▶ [What you have to do]:
Output every line of the listing as it stands.

▶ [Listed records]:
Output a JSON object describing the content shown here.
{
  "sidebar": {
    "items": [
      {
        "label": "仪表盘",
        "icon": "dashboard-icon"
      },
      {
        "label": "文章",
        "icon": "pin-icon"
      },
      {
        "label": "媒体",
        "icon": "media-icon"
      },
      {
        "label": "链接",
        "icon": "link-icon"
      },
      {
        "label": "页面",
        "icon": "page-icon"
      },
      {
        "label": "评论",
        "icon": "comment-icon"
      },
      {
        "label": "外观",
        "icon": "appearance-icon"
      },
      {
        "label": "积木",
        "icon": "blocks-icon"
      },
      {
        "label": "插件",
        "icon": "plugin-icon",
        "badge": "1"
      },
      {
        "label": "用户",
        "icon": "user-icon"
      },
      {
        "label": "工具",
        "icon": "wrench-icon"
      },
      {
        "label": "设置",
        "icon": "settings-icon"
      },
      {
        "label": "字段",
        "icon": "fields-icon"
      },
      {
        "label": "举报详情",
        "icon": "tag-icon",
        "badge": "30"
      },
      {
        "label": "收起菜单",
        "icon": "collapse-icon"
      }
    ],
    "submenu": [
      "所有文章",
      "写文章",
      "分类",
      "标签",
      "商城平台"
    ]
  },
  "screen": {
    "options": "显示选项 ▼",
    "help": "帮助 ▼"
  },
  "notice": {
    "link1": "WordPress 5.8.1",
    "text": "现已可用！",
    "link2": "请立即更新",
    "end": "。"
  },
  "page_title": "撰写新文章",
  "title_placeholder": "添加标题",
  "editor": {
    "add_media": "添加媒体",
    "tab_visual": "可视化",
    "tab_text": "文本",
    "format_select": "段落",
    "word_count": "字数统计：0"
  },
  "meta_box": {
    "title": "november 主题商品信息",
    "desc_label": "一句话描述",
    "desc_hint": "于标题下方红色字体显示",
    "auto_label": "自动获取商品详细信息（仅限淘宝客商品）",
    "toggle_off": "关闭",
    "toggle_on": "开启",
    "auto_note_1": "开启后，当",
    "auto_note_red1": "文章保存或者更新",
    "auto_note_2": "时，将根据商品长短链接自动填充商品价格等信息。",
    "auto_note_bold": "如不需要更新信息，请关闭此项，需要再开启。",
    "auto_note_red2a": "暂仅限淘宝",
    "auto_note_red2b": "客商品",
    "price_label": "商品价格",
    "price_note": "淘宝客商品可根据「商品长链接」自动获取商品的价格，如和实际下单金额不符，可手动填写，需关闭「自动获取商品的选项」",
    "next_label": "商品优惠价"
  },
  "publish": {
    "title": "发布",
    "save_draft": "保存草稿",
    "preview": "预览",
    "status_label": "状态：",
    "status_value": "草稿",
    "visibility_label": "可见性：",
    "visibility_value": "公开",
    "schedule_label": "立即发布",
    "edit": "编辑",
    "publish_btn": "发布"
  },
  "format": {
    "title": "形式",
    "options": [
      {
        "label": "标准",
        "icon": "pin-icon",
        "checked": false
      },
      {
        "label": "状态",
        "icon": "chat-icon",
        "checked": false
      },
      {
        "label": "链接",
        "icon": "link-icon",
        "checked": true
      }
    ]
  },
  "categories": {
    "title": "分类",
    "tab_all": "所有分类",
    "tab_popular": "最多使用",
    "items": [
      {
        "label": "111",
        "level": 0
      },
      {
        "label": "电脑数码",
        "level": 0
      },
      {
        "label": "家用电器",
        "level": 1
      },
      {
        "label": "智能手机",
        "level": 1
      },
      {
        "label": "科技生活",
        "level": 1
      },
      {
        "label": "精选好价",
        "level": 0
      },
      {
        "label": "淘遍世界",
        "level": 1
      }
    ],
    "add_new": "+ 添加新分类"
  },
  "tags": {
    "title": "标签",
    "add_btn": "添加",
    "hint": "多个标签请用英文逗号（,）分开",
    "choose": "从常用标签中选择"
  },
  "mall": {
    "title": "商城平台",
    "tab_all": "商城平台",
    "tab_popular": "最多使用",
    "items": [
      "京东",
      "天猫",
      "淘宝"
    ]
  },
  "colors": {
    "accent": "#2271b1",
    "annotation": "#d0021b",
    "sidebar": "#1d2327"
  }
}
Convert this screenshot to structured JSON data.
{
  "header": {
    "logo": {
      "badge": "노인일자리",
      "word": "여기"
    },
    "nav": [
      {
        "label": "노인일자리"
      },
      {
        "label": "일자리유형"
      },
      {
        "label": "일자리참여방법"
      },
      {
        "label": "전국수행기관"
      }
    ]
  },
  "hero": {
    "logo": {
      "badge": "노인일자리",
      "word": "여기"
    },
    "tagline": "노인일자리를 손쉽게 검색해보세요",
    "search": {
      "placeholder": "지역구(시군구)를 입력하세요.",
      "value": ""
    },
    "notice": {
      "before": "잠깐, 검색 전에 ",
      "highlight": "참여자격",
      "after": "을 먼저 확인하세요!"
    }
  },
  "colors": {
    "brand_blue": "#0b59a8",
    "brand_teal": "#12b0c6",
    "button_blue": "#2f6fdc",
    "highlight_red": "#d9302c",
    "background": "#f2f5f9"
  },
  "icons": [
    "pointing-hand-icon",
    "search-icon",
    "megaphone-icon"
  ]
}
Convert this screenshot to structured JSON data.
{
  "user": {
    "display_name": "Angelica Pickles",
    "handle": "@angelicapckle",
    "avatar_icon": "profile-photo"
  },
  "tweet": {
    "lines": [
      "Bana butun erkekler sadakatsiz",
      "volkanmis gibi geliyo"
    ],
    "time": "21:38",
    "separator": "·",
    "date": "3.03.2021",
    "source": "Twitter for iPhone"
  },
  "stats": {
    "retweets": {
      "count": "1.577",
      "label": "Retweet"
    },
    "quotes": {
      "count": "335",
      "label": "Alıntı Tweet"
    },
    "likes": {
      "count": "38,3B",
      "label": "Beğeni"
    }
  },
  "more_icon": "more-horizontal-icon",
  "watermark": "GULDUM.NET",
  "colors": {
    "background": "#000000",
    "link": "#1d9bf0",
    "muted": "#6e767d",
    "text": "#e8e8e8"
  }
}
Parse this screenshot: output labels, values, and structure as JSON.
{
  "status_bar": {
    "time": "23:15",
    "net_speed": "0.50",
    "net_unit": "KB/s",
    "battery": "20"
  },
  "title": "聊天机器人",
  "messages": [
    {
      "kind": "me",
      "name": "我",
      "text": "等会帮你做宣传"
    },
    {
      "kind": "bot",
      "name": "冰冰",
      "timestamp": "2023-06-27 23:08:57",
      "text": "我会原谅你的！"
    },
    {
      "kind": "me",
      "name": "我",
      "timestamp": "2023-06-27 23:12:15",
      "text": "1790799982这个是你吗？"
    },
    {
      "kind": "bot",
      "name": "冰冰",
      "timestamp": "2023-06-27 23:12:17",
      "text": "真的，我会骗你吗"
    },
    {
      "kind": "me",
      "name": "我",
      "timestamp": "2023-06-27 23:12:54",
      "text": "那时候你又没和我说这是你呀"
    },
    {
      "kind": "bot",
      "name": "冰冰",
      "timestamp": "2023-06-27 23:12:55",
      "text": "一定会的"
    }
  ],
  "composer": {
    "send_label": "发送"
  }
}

▶ [Written answer]:
Output a JSON object describing the content shown here.
{
  "sidebar": {
    "items": [
      {
        "label": "仪表盘",
        "icon": "dashboard-icon"
      },
      {
        "label": "文章",
        "icon": "pin-icon"
      },
      {
        "label": "媒体",
        "icon": "media-icon"
      },
      {
        "label": "链接",
        "icon": "link-icon"
      },
      {
        "label": "页面",
        "icon": "page-icon"
      },
      {
        "label": "评论",
        "icon": "comment-icon"
      },
      {
        "label": "外观",
        "icon": "appearance-icon"
      },
      {
        "label": "积木",
        "icon": "blocks-icon"
      },
      {
        "label": "插件",
        "icon": "plugin-icon",
        "badge": "1"
      },
      {
        "label": "用户",
        "icon": "user-icon"
      },
      {
        "label": "工具",
        "icon": "wrench-icon"
      },
      {
        "label": "设置",
        "icon": "settings-icon"
      },
      {
        "label": "字段",
        "icon": "fields-icon"
      },
      {
        "label": "举报详情",
        "icon": "tag-icon",
        "badge": "30"
      },
      {
        "label": "收起菜单",
        "icon": "collapse-icon"
      }
    ],
    "submenu": [
      "所有文章",
      "写文章",
      "分类",
      "标签",
      "商城平台"
    ]
  },
  "screen": {
    "options": "显示选项 ▼",
    "help": "帮助 ▼"
  },
  "notice": {
    "link1": "WordPress 5.8.1",
    "text": "现已可用！",
    "link2": "请立即更新",
    "end": "。"
  },
  "page_title": "撰写新文章",
  "title_placeholder": "添加标题",
  "editor": {
    "add_media": "添加媒体",
    "tab_visual": "可视化",
    "tab_text": "文本",
    "format_select": "段落",
    "word_count": "字数统计：0"
  },
  "meta_box": {
    "title": "november 主题商品信息",
    "desc_label": "一句话描述",
    "desc_hint": "于标题下方红色字体显示",
    "auto_label": "自动获取商品详细信息（仅限淘宝客商品）",
    "toggle_off": "关闭",
    "toggle_on": "开启",
    "auto_note_1": "开启后，当",
    "auto_note_red1": "文章保存或者更新",
    "auto_note_2": "时，将根据商品长短链接自动填充商品价格等信息。",
    "auto_note_bold": "如不需要更新信息，请关闭此项，需要再开启。",
    "auto_note_red2a": "暂仅限淘宝",
    "auto_note_red2b": "客商品",
    "price_label": "商品价格",
    "price_note": "淘宝客商品可根据「商品长链接」自动获取商品的价格，如和实际下单金额不符，可手动填写，需关闭「自动获取商品的选项」",
    "next_label": "商品优惠价"
  },
  "publish": {
    "title": "发布",
    "save_draft": "保存草稿",
    "preview": "预览",
    "status_label": "状态：",
    "status_value": "草稿",
    "visibility_label": "可见性：",
    "visibility_value": "公开",
    "schedule_label": "立即发布",
    "edit": "编辑",
    "publish_btn": "发布"
  },
  "format": {
    "title": "形式",
    "options": [
      {
        "label": "标准",
        "icon": "pin-icon",
        "checked": false
      },
      {
        "label": "状态",
        "icon": "chat-icon",
        "checked": false
      },
      {
        "label": "链接",
        "icon": "link-icon",
        "checked": true
      }
    ]
  },
  "categories": {
    "title": "分类",
    "tab_all": "所有分类",
    "tab_popular": "最多使用",
    "items": [
      {
        "label": "111",
        "level": 0
      },
      {
        "label": "电脑数码",
        "level": 0
      },
      {
        "label": "家用电器",
        "level": 1
      },
      {
        "label": "智能手机",
        "level": 1
      },
      {
        "label": "科技生活",
        "level": 1
      },
      {
        "label": "精选好价",
        "level": 0
      },
      {
        "label": "淘遍世界",
        "level": 1
      }
    ],
    "add_new": "+ 添加新分类"
  },
  "tags": {
    "title": "标签",
    "add_btn": "添加",
    "hint": "多个标签请用英文逗号（,）分开",
    "choose": "从常用标签中选择"
  },
  "mall": {
    "title": "商城平台",
    "tab_all": "商城平台",
    "tab_popular": "最多使用",
    "items": [
      "京东",
      "天猫",
      "淘宝"
    ]
  },
  "colors": {
    "accent": "#2271b1",
    "annotation": "#d0021b",
    "sidebar": "#1d2327"
  }
}
Convert this screenshot to structured JSON data.
{
  "header": {
    "logo": {
      "badge": "노인일자리",
      "word": "여기"
    },
    "nav": [
      {
        "label": "노인일자리"
      },
      {
        "label": "일자리유형"
      },
      {
        "label": "일자리참여방법"
      },
      {
        "label": "전국수행기관"
      }
    ]
  },
  "hero": {
    "logo": {
      "badge": "노인일자리",
      "word": "여기"
    },
    "tagline": "노인일자리를 손쉽게 검색해보세요",
    "search": {
      "placeholder": "지역구(시군구)를 입력하세요.",
      "value": ""
    },
    "notice": {
      "before": "잠깐, 검색 전에 ",
      "highlight": "참여자격",
      "after": "을 먼저 확인하세요!"
    }
  },
  "colors": {
    "brand_blue": "#0b59a8",
    "brand_teal": "#12b0c6",
    "button_blue": "#2f6fdc",
    "highlight_red": "#d9302c",
    "background": "#f2f5f9"
  },
  "icons": [
    "pointing-hand-icon",
    "search-icon",
    "megaphone-icon"
  ]
}
Convert this screenshot to structured JSON data.
{
  "user": {
    "display_name": "Angelica Pickles",
    "handle": "@angelicapckle",
    "avatar_icon": "profile-photo"
  },
  "tweet": {
    "lines": [
      "Bana butun erkekler sadakatsiz",
      "volkanmis gibi geliyo"
    ],
    "time": "21:38",
    "separator": "·",
    "date": "3.03.2021",
    "source": "Twitter for iPhone"
  },
  "stats": {
    "retweets": {
      "count": "1.577",
      "label": "Retweet"
    },
    "quotes": {
      "count": "335",
      "label": "Alıntı Tweet"
    },
    "likes": {
      "count": "38,3B",
      "label": "Beğeni"
    }
  },
  "more_icon": "more-horizontal-icon",
  "watermark": "GULDUM.NET",
  "colors": {
    "background": "#000000",
    "link": "#1d9bf0",
    "muted": "#6e767d",
    "text": "#e8e8e8"
  }
}
Parse this screenshot: output labels, values, and structure as JSON.
{
  "status_bar": {
    "time": "23:15",
    "net_speed": "0.50",
    "net_unit": "KB/s",
    "battery": "20"
  },
  "title": "聊天机器人",
  "messages": [
    {
      "kind": "me",
      "name": "我",
      "text": "等会帮你做宣传"
    },
    {
      "kind": "bot",
      "name": "冰冰",
      "timestamp": "2023-06-27 23:08:57",
      "text": "我会原谅你的！"
    },
    {
      "kind": "me",
      "name": "我",
      "timestamp": "2023-06-27 23:12:15",
      "text": "1790799982这个是你吗？"
    },
    {
      "kind": "bot",
      "name": "冰冰",
      "timestamp": "2023-06-27 23:12:17",
      "text": "真的，我会骗你吗"
    },
    {
      "kind": "me",
      "name": "我",
      "timestamp": "2023-06-27 23:12:54",
      "text": "那时候你又没和我说这是你呀"
    },
    {
      "kind": "bot",
      "name": "冰冰",
      "timestamp": "2023-06-27 23:12:55",
      "text": "一定会的"
    }
  ],
  "composer": {
    "send_label": "发送"
  }
}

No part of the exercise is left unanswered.